The Black Bottom Street View exhibit opens Saturday, Jan. 26 at 2 p.m. in Strohm Hall (on the 3rd floor) of the Detroit Public Library’s Main Branch. The exhibit and program are free and open to the public. The exhibition will be on display through March 17.
Details from Black Bottom Street View:
Black Bottom, along with Paradise Valley, was the historic heart of Detroit’s African American community. The photos were taken from 1949 – 1950 by the City of Detroit as part of the eminent domain process. In the early 1950’s, the city demolished the neighborhood, calling it “slum clearance.” Ten years later, the city demolished Hastings Street, Black Bottom’s business district, and built I-375 in its place. Together, the Burton’s photographs show a snapshot of life in Black Bottom right before it was demolished.
Black Bottom Street View will map the Burton’s photographs, so that visitors to the site will be able to explore the neighborhood digitally and contribute histories, memories and photos of their own. The site will include a searchable database where families can look up homes by family name and address.
Black Bottom Street View will also be making a book and an exhibition, as well as hosting events in Detroit.
We are very grateful to have received a matching grant from the John S. and James L. Knight Foundation, as part of its Knight Arts Challenge, to do this work.

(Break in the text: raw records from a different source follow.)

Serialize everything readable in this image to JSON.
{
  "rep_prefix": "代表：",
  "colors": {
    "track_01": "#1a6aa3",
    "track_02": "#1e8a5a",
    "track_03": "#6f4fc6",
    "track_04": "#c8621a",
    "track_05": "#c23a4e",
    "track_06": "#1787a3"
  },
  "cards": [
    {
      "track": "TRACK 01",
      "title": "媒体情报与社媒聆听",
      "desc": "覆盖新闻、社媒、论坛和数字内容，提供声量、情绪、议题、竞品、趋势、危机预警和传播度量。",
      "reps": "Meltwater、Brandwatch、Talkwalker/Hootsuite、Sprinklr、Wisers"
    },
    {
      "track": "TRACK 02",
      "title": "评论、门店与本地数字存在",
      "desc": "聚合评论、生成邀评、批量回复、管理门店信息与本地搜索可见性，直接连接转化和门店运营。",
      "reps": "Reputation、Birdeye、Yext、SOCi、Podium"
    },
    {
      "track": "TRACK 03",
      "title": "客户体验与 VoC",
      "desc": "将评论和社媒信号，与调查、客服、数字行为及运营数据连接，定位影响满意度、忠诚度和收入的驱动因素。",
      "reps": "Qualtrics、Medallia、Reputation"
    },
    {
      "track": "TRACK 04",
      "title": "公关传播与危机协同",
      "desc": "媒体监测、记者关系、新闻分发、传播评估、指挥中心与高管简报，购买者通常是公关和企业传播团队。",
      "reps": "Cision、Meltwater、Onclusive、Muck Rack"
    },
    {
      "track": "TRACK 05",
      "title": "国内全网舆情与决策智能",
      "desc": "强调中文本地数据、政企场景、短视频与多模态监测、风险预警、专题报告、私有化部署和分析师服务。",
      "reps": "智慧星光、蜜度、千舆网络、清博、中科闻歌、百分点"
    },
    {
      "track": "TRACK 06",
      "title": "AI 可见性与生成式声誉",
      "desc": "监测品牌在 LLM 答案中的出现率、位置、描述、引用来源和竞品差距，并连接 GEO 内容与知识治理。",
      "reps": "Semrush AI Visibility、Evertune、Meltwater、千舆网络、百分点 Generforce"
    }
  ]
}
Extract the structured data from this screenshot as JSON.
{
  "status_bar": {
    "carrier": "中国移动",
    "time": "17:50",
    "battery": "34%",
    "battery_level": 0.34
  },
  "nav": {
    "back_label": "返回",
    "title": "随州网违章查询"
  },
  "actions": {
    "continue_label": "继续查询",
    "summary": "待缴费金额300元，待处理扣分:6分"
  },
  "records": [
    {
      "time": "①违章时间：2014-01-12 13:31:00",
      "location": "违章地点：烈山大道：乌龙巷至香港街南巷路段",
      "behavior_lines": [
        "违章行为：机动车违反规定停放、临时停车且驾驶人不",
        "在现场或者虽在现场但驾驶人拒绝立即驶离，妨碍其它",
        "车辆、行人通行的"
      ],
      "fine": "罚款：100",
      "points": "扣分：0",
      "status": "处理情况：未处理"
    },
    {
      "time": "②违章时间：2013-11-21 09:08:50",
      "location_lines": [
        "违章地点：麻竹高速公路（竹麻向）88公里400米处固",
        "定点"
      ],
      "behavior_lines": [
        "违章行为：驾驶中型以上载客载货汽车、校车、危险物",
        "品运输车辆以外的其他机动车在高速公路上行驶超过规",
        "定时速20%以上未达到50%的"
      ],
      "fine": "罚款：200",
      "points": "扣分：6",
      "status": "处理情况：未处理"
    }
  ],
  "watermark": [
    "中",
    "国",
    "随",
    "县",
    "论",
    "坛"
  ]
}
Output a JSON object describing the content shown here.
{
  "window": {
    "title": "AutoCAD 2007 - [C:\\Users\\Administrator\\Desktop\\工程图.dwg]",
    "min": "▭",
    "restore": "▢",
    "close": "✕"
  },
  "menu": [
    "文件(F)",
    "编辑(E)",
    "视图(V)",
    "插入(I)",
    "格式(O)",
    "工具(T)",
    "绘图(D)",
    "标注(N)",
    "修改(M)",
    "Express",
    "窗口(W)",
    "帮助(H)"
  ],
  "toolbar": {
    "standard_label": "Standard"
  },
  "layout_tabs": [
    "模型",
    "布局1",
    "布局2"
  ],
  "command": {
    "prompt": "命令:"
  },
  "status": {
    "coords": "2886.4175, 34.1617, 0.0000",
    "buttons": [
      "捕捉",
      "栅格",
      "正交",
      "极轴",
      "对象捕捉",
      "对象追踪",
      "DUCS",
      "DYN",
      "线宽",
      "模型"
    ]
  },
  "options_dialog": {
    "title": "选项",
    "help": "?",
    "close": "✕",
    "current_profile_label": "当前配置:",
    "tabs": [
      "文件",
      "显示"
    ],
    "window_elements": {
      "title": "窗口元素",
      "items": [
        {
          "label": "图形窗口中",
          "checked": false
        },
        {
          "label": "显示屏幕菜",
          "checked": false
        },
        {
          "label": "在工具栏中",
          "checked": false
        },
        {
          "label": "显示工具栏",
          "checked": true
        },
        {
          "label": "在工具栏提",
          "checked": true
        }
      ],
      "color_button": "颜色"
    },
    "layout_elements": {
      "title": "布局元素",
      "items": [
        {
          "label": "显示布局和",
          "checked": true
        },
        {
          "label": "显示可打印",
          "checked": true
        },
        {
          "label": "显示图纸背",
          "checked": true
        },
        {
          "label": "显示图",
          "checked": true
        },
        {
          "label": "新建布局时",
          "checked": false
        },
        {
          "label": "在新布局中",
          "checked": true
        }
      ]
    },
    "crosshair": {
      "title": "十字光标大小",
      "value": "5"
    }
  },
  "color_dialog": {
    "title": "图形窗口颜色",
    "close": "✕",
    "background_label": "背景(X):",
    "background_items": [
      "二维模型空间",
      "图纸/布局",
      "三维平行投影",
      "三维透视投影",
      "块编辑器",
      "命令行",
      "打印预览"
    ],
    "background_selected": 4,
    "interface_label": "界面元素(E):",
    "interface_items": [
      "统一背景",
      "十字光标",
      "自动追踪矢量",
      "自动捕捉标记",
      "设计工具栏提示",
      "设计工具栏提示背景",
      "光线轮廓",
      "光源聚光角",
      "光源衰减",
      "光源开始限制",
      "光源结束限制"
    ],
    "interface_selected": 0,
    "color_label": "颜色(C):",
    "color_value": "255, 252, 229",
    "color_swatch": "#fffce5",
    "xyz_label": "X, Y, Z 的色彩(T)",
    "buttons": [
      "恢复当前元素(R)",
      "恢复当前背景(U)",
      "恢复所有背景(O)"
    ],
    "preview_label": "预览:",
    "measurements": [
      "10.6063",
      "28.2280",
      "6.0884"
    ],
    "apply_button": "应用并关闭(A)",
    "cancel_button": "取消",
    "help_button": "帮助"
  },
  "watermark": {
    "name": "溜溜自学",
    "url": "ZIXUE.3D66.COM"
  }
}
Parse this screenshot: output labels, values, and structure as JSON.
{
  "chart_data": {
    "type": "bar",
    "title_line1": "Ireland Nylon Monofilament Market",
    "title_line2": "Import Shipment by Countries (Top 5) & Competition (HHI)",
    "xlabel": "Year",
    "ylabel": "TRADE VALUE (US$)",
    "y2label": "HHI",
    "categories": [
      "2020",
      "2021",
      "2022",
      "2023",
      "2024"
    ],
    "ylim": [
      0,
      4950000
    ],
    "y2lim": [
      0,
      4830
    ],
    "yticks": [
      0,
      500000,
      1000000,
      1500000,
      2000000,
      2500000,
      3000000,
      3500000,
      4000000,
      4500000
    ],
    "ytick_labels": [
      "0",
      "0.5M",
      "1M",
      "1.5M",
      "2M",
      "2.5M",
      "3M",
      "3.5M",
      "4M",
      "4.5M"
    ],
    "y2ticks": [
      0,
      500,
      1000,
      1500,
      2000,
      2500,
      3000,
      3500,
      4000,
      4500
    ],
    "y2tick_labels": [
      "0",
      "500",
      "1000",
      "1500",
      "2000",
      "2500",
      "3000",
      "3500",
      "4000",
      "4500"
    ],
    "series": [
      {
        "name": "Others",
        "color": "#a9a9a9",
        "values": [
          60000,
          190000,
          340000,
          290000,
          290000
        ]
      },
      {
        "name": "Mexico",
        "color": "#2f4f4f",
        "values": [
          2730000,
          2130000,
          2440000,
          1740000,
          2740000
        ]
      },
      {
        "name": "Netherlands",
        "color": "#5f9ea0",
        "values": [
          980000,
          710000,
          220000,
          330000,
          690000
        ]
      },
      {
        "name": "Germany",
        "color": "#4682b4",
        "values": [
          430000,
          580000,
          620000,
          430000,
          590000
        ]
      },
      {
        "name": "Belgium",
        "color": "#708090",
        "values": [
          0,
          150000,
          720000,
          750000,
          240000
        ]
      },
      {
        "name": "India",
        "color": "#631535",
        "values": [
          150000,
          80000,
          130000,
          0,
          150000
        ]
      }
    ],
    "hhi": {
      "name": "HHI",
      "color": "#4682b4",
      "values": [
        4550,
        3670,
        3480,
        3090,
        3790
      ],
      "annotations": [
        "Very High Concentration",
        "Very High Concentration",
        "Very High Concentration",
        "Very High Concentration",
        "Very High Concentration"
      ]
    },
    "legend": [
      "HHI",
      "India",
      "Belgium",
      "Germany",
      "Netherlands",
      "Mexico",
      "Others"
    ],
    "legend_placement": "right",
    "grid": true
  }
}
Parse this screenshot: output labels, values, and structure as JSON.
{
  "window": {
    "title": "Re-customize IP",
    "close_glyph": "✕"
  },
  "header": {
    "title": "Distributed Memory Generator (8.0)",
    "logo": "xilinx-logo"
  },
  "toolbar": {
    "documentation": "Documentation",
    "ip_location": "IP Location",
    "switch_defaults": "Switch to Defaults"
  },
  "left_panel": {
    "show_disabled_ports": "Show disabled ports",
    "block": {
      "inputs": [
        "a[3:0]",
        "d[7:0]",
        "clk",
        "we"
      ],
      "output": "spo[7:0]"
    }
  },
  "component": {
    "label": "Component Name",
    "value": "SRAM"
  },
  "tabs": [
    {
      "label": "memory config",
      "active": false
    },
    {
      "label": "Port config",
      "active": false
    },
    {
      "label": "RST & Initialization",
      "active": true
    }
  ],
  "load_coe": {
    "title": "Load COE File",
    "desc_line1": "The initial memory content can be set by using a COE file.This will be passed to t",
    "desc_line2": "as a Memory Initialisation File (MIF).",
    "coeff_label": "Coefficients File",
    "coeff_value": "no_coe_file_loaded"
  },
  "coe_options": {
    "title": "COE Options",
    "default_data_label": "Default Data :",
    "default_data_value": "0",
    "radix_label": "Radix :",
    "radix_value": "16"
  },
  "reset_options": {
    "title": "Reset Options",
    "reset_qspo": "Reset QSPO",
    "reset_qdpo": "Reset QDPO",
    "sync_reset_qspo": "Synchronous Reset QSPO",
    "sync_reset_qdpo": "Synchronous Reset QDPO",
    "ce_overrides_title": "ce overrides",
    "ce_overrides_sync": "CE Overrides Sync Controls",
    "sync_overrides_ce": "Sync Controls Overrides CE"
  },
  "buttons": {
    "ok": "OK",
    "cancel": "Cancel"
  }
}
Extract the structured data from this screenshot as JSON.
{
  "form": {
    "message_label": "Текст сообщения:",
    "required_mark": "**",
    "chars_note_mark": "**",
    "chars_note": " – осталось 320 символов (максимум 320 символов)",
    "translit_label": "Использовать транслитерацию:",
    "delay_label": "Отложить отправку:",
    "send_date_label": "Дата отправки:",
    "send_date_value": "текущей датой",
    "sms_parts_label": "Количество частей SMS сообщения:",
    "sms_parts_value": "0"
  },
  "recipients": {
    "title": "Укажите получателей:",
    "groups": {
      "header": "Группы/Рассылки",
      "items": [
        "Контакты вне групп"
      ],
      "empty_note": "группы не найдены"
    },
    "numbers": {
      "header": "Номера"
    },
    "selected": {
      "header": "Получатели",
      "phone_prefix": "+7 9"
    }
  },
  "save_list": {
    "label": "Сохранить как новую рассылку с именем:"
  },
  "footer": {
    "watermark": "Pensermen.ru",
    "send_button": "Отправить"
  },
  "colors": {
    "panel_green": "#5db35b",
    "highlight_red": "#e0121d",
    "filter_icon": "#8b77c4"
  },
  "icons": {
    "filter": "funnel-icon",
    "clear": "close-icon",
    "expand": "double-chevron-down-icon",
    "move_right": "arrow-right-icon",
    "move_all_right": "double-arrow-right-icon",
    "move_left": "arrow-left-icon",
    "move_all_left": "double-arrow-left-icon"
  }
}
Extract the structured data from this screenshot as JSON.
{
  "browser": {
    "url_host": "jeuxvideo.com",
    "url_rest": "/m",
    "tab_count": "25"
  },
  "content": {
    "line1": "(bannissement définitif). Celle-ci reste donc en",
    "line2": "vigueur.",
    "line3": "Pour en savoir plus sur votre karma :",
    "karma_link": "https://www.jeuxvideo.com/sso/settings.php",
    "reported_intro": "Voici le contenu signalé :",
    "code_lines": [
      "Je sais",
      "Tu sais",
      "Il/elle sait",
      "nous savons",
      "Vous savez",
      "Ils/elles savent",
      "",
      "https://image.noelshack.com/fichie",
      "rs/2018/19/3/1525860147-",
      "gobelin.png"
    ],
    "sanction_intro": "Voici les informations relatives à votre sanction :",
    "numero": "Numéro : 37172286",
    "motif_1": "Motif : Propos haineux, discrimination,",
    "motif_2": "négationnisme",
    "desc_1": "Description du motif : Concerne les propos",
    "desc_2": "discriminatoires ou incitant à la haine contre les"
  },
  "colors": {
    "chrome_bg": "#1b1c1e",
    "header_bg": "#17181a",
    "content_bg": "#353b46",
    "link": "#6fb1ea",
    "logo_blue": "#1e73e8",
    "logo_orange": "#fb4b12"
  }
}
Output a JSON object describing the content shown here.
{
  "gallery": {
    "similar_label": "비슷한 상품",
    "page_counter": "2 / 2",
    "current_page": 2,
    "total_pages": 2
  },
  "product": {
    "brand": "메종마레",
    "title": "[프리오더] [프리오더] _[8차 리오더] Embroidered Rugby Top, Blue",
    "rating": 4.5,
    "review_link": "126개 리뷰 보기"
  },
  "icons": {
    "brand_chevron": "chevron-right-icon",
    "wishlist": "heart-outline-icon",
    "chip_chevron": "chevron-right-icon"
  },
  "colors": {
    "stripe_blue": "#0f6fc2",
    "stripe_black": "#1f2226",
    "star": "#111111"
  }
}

Emily Kutil is an adjunct professor at the University of Detroit Mercy School of Architecture, a freelance designer, and a member of We the People of Detroit Community Research Collective.